- Movies: 42/100
- TV Shows: 28/100
- Music: 10/100
- Books: 9/100
Keeping reading for disclaimers and inane insights.
[Movies and books are pretty straight forward. I’ve either seen the whole movie or read the entire book. TV shows and music are a little harder to count. I went with TV shows I watched on a semi-regular basis at some point in my life. If you count shows I’ve seen an episode of but never regularly watched, it goes up to 46/100. TV shows I’ve seen while flipping channels doesn’t count. For music I went with albums I own or willingly listen to parts of on a regular basis. So Postal Service’s Give Up is in because I bought a few tracks on iTunes and listen to them frequently, but Guns ‘N Roses’ Appetite for Destruction that I heard frequently when my brother was in charge of the music is out. Likewise Alanis Morissette’s Jagged Little Pill is out even though we own, because it’s my wife’s and I usually skip it. Nirvana is also out because while I’ve certainly heard it, I don’t listen to it.]
A few insights from this little experiment:
- It’s a lot easier to consume visual media.
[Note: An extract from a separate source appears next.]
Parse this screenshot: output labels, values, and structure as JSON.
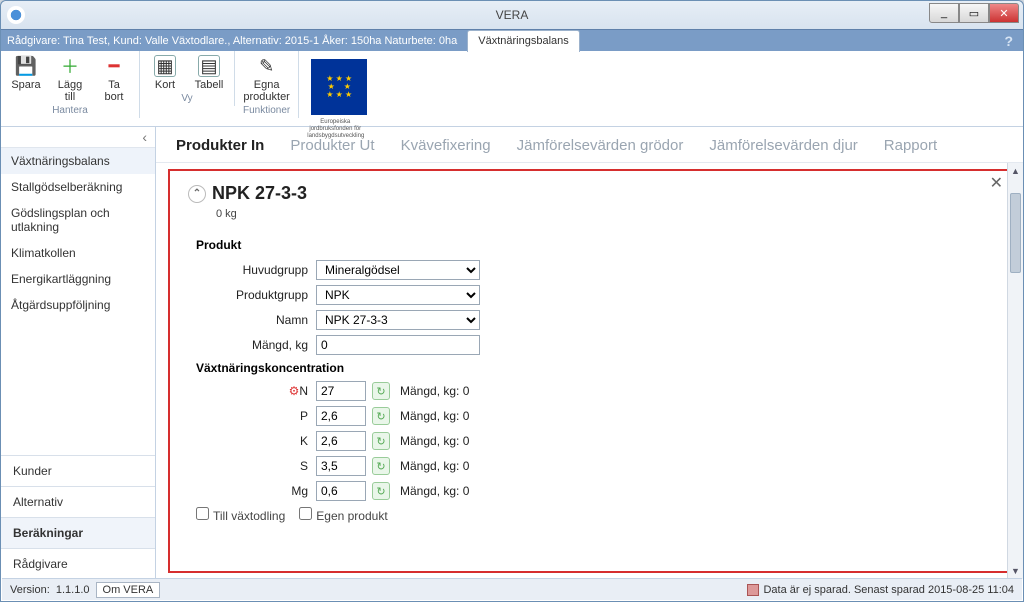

Books and music take a beating (though I’m guessing music only takes a beating with me).
- People like me give hope for the long tail. Just because you’re not in the top 100 doesn’t mean you can’t still have a sizable audience.
- A little education helps. Several of the movies and a few of the books I watched/read for college classes (OK, most of the books I read outside of college, but I heard about them in my classes).
- Wow. Isn’t “album” quickly becoming an out-dated concept?
- Who cares what’s popular?